= Supplied entries =

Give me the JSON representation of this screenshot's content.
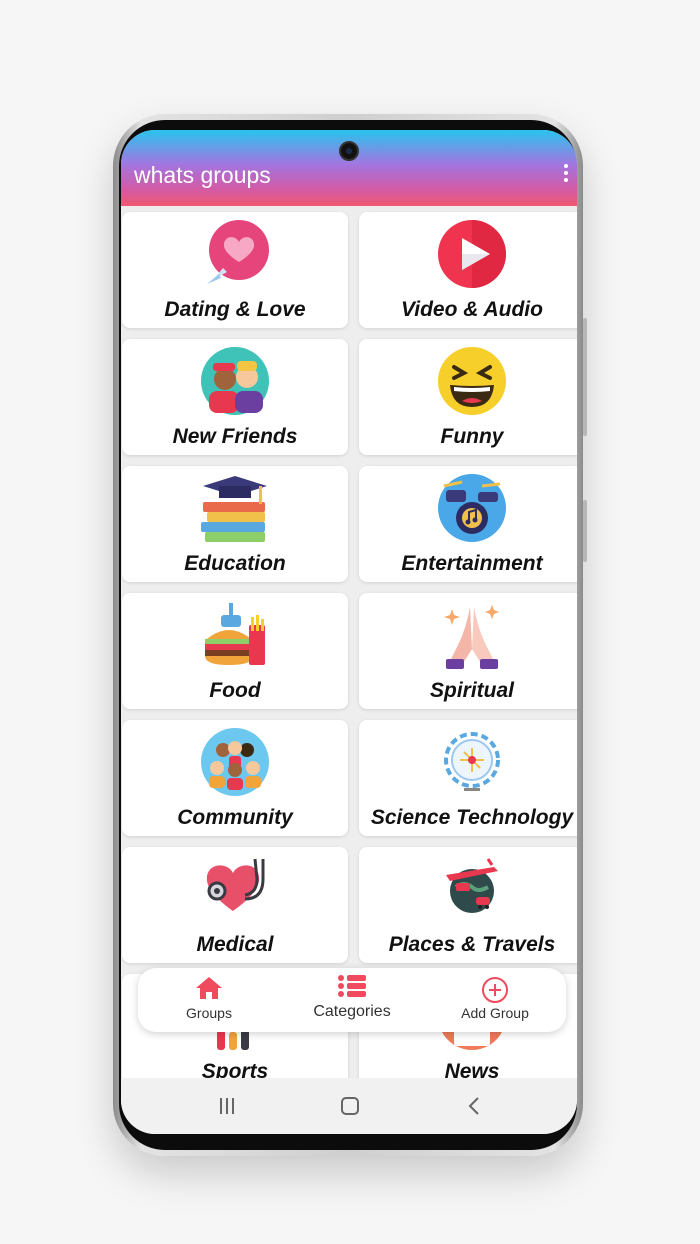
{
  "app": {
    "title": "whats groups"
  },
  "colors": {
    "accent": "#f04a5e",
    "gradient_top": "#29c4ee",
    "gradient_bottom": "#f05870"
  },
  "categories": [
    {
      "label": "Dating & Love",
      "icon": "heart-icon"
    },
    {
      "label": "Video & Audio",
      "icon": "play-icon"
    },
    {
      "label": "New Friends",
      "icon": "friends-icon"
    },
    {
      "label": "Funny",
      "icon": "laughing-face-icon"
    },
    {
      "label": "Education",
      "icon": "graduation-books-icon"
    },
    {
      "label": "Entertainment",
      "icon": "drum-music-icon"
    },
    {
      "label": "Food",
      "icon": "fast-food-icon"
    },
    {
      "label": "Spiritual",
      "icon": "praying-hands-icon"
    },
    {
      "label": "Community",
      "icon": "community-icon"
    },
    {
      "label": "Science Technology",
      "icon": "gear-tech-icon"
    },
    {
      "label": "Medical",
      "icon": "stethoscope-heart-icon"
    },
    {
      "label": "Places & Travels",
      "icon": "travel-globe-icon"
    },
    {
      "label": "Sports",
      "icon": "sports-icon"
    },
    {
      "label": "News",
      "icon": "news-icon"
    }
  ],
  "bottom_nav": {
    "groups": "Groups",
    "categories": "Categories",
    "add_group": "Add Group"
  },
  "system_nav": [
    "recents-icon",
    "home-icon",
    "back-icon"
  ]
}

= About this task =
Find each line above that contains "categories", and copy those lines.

= Reply =
  "categories": [
    "categories": "Categories",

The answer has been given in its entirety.